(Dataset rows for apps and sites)
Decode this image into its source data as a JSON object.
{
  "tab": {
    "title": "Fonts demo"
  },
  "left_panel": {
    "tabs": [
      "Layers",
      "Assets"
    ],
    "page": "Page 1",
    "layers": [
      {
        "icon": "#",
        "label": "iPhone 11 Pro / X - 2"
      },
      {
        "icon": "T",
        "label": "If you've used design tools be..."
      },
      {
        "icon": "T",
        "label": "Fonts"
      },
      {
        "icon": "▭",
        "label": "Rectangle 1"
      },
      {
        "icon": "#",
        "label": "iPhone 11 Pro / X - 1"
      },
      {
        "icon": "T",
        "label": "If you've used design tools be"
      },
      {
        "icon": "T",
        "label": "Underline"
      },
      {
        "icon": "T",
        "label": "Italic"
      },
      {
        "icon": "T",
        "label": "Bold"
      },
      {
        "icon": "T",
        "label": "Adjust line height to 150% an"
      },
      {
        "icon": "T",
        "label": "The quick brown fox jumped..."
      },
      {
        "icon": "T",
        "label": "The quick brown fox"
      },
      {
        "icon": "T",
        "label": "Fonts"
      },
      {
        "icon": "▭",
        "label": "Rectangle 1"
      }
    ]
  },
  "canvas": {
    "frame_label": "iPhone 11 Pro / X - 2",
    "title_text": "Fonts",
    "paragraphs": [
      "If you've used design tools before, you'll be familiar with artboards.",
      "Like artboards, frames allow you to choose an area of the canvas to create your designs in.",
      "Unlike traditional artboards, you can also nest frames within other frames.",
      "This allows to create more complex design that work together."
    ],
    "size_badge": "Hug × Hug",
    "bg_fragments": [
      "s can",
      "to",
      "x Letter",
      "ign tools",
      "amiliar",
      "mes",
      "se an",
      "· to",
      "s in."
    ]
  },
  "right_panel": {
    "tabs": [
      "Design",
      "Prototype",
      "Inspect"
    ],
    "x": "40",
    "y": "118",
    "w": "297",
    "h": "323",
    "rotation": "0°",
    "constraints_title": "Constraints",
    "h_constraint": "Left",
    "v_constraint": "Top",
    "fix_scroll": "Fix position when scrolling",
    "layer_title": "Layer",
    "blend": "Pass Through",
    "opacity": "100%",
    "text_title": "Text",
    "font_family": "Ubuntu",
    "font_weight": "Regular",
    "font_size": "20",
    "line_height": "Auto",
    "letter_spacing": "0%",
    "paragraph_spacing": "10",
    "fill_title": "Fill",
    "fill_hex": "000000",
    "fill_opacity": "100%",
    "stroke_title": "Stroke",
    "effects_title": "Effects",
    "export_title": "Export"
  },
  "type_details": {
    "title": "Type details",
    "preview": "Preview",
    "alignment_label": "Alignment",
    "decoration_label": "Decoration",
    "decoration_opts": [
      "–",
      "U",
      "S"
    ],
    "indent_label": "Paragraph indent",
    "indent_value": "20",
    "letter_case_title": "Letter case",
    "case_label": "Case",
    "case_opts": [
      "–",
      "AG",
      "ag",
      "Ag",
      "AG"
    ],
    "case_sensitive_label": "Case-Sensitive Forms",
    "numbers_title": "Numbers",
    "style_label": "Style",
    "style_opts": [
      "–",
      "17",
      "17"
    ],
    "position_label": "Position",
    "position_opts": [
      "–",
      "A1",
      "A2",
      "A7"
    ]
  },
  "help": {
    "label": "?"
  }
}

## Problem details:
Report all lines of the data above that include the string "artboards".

## The completed task:
      "If you've used design tools before, you'll be familiar with artboards.",
      "Like artboards, frames allow you to choose an area of the canvas to create your designs in.",
      "Unlike traditional artboards, you can also nest frames within other frames.",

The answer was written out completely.